My friend, Roxanne Bouché Overton (roxanne_overton on Instagram) has been developing a collection of techniques she calls Intentional Camera Movement or ICM. Many of her images are just that: moderately long exposures (perhaps 1/10 to 1 second) during which she moves the camera up, down, side-to-side, perhaps in a curved motion, forward/back or zoom in/out. As you can see from her Instagram feed, she’s become quite good at it.
But a few days ago I attended a presentation she gave, and at the end she showed the results of another variation on the technique. Here are two of her images. I think you can see why I was intrigued.
Photo by Roxanne Bouché Overton
Photo by Roxanne Bouché Overton
Based on what she explained, I decided to give it a try. Here are my first results:
“Cityscape #1” by Doug Kaye
“Walk This Way” by Doug Kaye
“Cityscape #2” by Doug Kaye
“Bike 363” by Doug Kaye
So, how do you do this? It’s remarkably simple.
First are the exposures. Unlike Roxanne’s other ICM work, these are not long exposures, but rather traditional short-exposure shots. There are multiple handheld images. In the case of “Cityscape #1”, I photographed a street sculpture by walking around it, shooting about 20 images from all 360 degrees. Here are two samples of the individual images:
From Lightroom, I selected all the images, then [Photo…Edit in…Open in Photoshop as Layers]. Once in Photoshop, I selected all the layers, then [Edit…Auto-Blend Layers…]

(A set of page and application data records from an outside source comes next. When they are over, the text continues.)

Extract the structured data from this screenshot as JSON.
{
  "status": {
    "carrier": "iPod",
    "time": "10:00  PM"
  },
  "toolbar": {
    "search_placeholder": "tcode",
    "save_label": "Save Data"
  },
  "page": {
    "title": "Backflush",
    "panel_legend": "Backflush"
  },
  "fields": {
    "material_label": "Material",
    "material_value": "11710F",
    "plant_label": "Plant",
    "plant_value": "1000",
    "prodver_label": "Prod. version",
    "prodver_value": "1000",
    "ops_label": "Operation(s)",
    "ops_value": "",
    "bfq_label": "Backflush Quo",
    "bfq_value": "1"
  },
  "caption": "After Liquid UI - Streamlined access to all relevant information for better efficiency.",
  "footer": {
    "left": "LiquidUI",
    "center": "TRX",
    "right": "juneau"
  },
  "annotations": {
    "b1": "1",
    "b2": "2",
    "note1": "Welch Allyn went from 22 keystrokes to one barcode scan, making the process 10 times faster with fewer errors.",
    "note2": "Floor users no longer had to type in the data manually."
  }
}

(Note that sometimes I check Seamless Tones and Colors, but other times it works better without.)
That’s it! Seriously. It’s almost embarrassingly simple. I flatten the image (merge the layers) and save. The resulting image is automatically returned to Lightroom.
What’s going on here? Auto-Blend is typically used for processing focus-stacked images, most often for macro photography. Photoshop creates a layer mask for each image (layer) then analyzes the overall image, one very small region at a time. For each region, it looks at each layer and determines which layer can provide the sharpest sub-image for that region. It then “masks in” that region on that layer. When the layers are merged, you have an image with the maximum sharpness in each region.
But that’s for focus stacking. In this technique, Photoshop is trying to do the same thing, but because the camera or subject have moved from one exposure to the next, Photoshop is merging parts of the subject that may not be in the same region from one layer to the next. You never quite know what you’re going to get, but with practice you can get an idea of what subjects, angles, lighting and lenses will yield the best results. (All of my images above were JPEGs captured with a Leica Q, 28mm, in full-auto mode.)
Not all resulting images are made with 360-degree coverage. For example, for “Walk this Way” I barely moved the camera between exposures. For “Cityscape #2” I purposely moved it a bit up/down, left/right between exposures. And for “Bike 363” I moved about 180 degrees around the motorcycle. In all cases, I’ve cropped the resulting images to emphasize the most interesting portion of the results.
Check out Roxanne’s other work and give this technique a try. It’s a lot of fun. And let me know how it goes!